B.S., Colorado State University; Ph.D., Louisiana State University
Deichmann and her colleagues have contributed a wealth of new knowledge about the remote areas in which they work. They have expanded the known ranges of rare species and discovered new ones, and shared that knowledge with local communities and governments so that proper management plans can be developed. Based on results of their research, her team has made recommendations to national governments and private industry about ways operations can be improved in order to minimize impacts on biodiversity. Working with in-country scientists and field assistants, Jessica strives to integrate capacity building into all of her research programs.
Deichmann earned her Bachelor of Science in zoology at Colorado State University in 2002, and earned a doctoral degree in biological sciences at Louisiana State University in 2009. She has conducted research in a number of countries, including Ecuador, Peru, Brazil, French Guiana, Suriname, Gabon and Costa Rica. Before beginning her position at the Smithsonian, she worked for the Organization for Tropical Studies in Costa Rica, and then as a research associate with the Rapid Assessment Program (RAP) at Conservation International. There, she co-authored a book that reviewed the first 20 years of RAP, led field training for local university students and conducted rapid assessments of herpetofauna. Deichmann is a member of the Association for Tropical Biology and Conservation, the Society for Conservation Biology and a founding member of the Women in Nature Network.
Deichmann, Jessica L., Acevedo-Charry, Orlando, Barclay, Leah, Burivalova, Zuzana, Campos-Cerqueira, Marconi, d'Horta, Fernando, Game, Edward T., Gottesman, Benjamin L., Hart, Patrick J., Kalan, Ammie K., Linke, Simon, Do Nascimento, Leandro, Pijanowski, Bryan, Staaterman, Erica and Aide, T. Mitchell. 2018. It's time to listen: there is much to be learned from the sounds of tropical ecosystems. Biotropica, 713-718. http://dx.doi.org/10.1111/btp.12593
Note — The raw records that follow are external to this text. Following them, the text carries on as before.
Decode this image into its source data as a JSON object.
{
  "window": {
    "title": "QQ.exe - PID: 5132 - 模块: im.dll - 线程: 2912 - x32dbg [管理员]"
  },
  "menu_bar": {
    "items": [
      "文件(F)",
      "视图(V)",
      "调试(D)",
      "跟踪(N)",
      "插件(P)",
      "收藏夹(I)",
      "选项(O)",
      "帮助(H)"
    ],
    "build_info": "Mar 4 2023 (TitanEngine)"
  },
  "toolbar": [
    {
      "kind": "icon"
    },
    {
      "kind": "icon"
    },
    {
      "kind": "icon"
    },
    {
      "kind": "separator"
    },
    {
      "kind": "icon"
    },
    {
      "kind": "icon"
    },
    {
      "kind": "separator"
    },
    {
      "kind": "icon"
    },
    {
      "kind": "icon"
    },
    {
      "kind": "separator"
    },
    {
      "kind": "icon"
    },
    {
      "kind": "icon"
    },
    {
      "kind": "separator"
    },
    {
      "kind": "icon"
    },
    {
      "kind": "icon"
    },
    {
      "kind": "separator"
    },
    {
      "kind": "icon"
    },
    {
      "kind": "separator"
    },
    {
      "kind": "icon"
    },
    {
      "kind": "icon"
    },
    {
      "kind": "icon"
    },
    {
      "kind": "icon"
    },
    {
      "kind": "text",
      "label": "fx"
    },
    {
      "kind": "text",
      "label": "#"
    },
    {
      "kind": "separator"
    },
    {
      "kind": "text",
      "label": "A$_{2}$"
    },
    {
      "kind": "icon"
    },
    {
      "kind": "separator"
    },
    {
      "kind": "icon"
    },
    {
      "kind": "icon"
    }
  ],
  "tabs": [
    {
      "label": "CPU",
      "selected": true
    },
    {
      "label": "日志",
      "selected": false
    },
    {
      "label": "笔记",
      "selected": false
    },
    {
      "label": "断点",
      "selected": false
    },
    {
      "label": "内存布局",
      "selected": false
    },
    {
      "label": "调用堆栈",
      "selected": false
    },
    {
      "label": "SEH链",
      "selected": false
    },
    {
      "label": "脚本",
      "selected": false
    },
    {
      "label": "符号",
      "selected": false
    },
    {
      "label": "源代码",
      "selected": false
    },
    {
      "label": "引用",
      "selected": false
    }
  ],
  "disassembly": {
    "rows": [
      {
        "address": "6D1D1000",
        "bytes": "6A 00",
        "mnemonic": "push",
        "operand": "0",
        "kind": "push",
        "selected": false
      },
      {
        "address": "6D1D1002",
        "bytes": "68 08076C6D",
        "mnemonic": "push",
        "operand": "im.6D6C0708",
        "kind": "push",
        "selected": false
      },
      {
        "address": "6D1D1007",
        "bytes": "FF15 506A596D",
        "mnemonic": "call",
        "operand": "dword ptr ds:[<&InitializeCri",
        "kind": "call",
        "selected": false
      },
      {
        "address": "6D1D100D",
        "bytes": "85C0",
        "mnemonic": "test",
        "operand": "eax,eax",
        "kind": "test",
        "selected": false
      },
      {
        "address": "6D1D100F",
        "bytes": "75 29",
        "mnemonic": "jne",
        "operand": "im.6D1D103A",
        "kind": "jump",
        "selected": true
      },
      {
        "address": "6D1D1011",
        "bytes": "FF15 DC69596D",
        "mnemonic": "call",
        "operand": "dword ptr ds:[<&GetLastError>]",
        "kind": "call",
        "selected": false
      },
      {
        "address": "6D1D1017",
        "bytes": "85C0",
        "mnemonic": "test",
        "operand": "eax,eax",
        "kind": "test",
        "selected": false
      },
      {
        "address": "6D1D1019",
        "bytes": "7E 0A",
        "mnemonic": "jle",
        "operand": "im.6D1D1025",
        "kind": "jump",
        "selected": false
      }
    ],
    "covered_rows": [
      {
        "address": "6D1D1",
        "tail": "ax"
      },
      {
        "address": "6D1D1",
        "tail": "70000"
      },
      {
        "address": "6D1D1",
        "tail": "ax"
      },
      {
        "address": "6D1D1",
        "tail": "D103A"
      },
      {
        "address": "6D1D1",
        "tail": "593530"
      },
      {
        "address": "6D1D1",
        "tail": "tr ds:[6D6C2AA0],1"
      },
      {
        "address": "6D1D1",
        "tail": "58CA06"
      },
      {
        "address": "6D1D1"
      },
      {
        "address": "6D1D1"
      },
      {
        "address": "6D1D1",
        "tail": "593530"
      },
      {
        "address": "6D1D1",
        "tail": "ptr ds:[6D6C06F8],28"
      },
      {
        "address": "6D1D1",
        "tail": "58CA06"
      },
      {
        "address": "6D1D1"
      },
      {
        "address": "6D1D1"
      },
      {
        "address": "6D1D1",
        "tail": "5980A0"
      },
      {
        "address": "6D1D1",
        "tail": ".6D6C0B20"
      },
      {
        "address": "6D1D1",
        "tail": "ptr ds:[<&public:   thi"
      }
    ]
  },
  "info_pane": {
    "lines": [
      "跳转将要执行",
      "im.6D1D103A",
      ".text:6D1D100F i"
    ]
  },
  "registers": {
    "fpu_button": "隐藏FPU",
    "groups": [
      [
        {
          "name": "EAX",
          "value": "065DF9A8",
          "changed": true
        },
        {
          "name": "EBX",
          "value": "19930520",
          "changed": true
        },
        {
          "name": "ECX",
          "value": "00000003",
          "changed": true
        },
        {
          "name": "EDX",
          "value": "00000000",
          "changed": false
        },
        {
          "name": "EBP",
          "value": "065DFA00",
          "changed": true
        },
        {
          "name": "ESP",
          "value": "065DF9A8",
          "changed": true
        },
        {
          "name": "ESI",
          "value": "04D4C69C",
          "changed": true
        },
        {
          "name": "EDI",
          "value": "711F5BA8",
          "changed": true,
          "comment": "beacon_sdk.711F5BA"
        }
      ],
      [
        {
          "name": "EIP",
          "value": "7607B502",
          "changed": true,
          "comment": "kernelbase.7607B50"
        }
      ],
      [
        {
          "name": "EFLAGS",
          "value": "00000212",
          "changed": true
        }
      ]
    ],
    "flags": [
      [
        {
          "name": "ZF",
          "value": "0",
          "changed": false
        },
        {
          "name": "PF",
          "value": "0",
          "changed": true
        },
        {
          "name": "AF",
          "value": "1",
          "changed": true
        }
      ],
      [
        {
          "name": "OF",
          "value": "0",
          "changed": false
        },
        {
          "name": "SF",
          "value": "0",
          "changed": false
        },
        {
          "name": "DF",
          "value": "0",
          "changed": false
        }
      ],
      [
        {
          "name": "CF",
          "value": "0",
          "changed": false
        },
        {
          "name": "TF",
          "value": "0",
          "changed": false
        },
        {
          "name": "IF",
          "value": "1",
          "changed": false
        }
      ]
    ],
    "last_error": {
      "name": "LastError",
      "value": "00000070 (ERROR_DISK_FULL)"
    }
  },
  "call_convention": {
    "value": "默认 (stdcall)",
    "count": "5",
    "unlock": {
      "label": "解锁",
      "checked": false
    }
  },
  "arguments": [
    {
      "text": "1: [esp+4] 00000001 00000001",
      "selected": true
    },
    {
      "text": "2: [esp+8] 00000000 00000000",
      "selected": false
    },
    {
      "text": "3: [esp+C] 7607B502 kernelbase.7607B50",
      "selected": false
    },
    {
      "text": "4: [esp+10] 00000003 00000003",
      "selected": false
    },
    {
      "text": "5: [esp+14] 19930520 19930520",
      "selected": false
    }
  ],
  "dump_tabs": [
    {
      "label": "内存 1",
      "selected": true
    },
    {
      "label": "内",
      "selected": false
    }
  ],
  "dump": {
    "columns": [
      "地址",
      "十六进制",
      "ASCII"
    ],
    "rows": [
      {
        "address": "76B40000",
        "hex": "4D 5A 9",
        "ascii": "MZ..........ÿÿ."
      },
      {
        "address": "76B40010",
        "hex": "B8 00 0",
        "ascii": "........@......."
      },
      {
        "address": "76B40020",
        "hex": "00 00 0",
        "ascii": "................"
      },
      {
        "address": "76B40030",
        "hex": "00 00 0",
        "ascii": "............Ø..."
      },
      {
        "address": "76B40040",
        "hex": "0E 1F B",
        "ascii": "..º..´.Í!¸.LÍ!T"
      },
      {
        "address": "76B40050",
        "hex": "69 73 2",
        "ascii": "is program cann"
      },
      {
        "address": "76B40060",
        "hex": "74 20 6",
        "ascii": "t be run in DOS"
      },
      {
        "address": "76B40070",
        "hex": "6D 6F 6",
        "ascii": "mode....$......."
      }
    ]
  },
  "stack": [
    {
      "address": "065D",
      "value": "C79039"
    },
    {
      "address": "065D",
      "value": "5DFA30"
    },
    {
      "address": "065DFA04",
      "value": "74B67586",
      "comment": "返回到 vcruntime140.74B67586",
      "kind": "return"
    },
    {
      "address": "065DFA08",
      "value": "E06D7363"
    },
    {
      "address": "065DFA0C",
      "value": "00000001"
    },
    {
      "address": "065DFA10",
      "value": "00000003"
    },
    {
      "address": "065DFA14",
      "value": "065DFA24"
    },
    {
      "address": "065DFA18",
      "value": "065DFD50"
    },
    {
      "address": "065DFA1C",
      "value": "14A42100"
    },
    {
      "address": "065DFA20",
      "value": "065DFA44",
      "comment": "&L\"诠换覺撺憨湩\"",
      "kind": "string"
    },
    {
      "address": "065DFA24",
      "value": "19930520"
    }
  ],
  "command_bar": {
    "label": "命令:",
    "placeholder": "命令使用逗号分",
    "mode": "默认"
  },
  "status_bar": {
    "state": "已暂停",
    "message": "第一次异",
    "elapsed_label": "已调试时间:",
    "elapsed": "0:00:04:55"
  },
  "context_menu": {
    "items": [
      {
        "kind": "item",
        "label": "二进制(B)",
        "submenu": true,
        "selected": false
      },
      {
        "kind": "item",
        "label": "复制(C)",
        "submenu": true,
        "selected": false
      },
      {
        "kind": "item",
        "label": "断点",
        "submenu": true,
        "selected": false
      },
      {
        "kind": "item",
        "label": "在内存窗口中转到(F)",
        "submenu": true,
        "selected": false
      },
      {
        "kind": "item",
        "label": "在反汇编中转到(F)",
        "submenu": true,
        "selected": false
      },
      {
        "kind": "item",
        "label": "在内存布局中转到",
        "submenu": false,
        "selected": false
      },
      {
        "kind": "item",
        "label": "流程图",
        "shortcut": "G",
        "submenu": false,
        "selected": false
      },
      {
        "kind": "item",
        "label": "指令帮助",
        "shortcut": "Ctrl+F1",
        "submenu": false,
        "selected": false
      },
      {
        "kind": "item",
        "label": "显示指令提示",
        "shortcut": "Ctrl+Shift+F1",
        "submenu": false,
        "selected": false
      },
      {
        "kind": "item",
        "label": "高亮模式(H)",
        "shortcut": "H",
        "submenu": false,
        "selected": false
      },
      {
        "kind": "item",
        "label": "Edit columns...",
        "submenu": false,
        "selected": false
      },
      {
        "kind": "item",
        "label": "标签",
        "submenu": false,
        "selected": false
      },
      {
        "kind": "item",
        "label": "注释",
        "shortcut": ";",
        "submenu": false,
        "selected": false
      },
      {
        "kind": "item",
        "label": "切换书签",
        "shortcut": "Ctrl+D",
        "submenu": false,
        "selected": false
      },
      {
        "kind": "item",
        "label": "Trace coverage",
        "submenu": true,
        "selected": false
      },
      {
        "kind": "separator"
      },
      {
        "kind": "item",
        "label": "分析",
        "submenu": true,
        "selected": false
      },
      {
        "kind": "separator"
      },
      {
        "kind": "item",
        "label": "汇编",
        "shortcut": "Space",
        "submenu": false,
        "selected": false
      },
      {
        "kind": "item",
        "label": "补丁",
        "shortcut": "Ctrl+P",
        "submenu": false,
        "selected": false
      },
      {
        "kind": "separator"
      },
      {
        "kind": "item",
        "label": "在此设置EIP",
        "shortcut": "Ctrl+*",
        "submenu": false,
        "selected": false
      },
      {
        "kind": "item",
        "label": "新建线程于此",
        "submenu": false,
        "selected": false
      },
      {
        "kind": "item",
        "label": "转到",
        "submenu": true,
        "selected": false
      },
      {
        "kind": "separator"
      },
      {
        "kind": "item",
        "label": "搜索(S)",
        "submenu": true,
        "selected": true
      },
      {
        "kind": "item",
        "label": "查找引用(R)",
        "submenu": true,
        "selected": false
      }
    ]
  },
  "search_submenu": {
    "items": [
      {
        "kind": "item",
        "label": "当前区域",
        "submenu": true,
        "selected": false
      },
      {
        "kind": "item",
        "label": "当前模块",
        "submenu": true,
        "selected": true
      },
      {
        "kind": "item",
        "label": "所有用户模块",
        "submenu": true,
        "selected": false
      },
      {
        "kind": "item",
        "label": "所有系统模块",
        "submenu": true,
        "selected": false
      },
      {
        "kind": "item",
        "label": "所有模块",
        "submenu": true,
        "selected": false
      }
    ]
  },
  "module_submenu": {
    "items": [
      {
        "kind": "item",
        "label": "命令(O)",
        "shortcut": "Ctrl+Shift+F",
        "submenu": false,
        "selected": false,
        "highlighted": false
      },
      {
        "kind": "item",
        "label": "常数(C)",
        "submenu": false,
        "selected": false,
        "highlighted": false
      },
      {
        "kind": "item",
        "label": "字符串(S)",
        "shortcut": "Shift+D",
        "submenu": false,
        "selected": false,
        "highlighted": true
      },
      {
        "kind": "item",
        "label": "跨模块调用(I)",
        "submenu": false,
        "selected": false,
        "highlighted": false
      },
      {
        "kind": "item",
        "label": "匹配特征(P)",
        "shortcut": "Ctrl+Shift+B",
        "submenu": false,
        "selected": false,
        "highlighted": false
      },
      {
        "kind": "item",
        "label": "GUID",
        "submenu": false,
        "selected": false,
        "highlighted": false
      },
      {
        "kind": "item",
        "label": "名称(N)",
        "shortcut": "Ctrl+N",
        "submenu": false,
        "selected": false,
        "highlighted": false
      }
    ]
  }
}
Servat, Grace Patricia, Cruz, Roxana, Vitorino, Joyce and Deichmann, Jessica L. 2018. Ectoparasitism by Chigger Mite Larvae (Acari: Trombiculidae) in a Wintering Population of Catharus ustulatus (Turdidae) in Southeastern Peru. The Journal of parasitology, 313-318. http://dx.doi.org/10.1645/17-96
Aide, T. Mitchell, Hernandez-Serna, Andres, Campos-Cerqueira, Marconi, Acevedo-Charry, Orlando and Deichmann, Jessica L. 2017. Species Richness (of Insects) Drives the Use of Acoustic Space in the Tropics. Remote Sensing, 1096. http://dx.doi.org/10.3390/rs9111096